That’s how Ellis’ career began and it has never quite emerged from a state of obscurity. As Eric Stephen of the blog Truebluela put it, Ellis is, like a good waiter, almost invisible.
“You turn to talk to your dinner companion and, before you know it, your drinks have been refilled and there is a fresh basket of bread at the table,” Stephen wrote.
Ellis does all the little things so well and those things figure to be even harder to spot this season, with well-paid, more-decorated players all over the diamond for the Dodgers. He is, however, an important player – a key table setter on offense and the tone-setter for up-the-middle defense that could be otherwise iffy.
Like his college roommate at Florida, David Eckstein, Ellis does his best work when you hardly notice him. He has the second-highest career fielding percentage for a second baseman behind Placido Polanco.
In 2006, he broke an American League record for fielding percentage by a second baseman and somehow didn’t win the Gold Glove (It went to Kansas City’s Mark Grudzielanek).
He is such a skillful base runner, it was stunning to see him -- while representing the tying run -- thrown out at third base trying to stretch a double in the seventh inning of the game that eliminated the Dodgers last October. After the game, he admitted it was the "wrong play."
Ellis, unlike some players with more obvious physical tools, has to rebuild, rather than refine, his game every spring. He’s been solid, batting .318 going into Friday’s game.
“Just trying to feel like a baseball player again,” Ellis said recently at Camelback Ranch. “Every spring, it’s hard to get it going again.”
Ellis will turn 36 in June. He’s coming off a down year at the plate (.258) and a trying year off the field, mostly because of how long he was off it. On May 18, Ellis was planted while trying to turn a double play when the St. Louis Cardinals’ Tyler Greene came crashing through the bag trying to break it up.
The violent collision produced an injury that was far more traumatic than it first appeared. Ellis needed an emergency fasciotomy the next day to relieve pressure from the swelling due to internal bleeding. Doctors told Ellis that, had they not performed the surgery, he could have lost the leg.
Earlier in camp this spring, Ellis told MLB.com’s Ken Gurnick that it took him a while after he got back to stand in there long enough to turn close double plays. Eventually, he did.
"That's the good thing about baseball, because you play every day and don't have time to worry, not like football with a week between games,” Ellis said. “If you can't get over it pretty quick, you won't be playing the game anymore."

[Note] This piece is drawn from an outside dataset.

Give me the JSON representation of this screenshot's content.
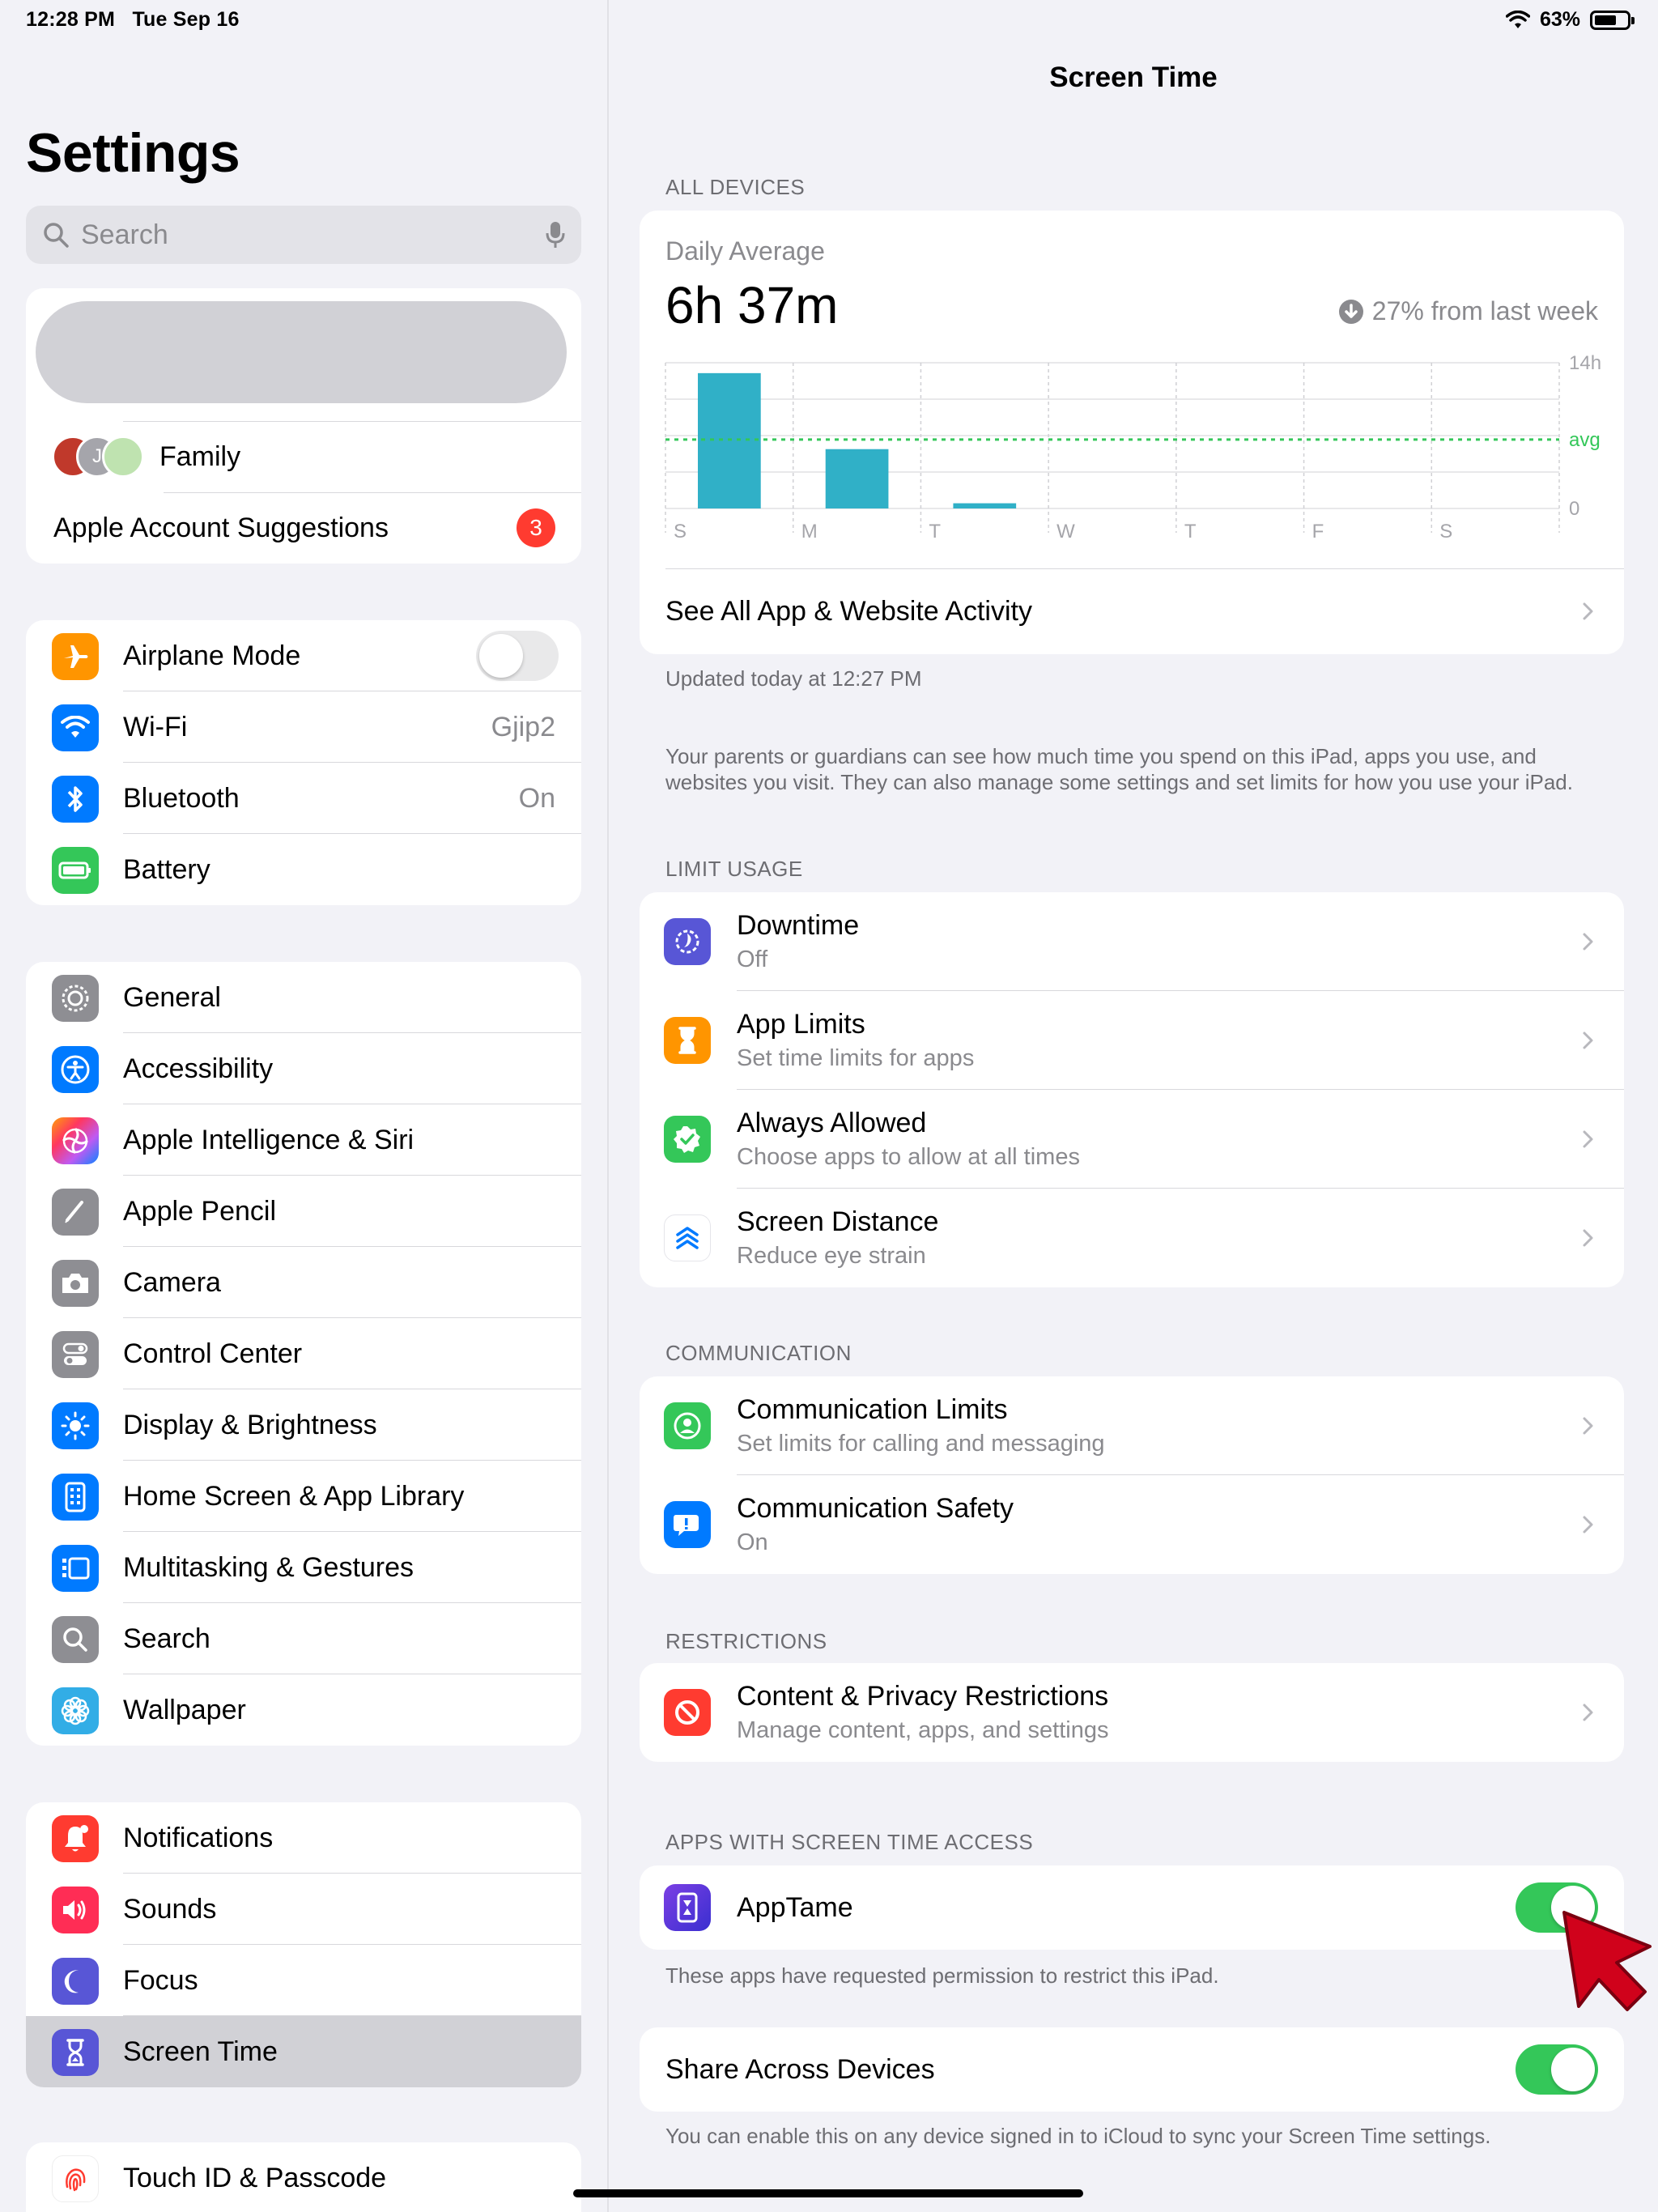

That’s nothing new. Ellis has always been a few mistakes away from losing his standing in the game and he has survived this far, going into his 11th season. He missed all of the 2004 season with a torn labrum in his throwing shoulder.
The Dodgers have plenty of star power. It wouldn't hurt if some of Ellis’ toughness and resolve rubbed off.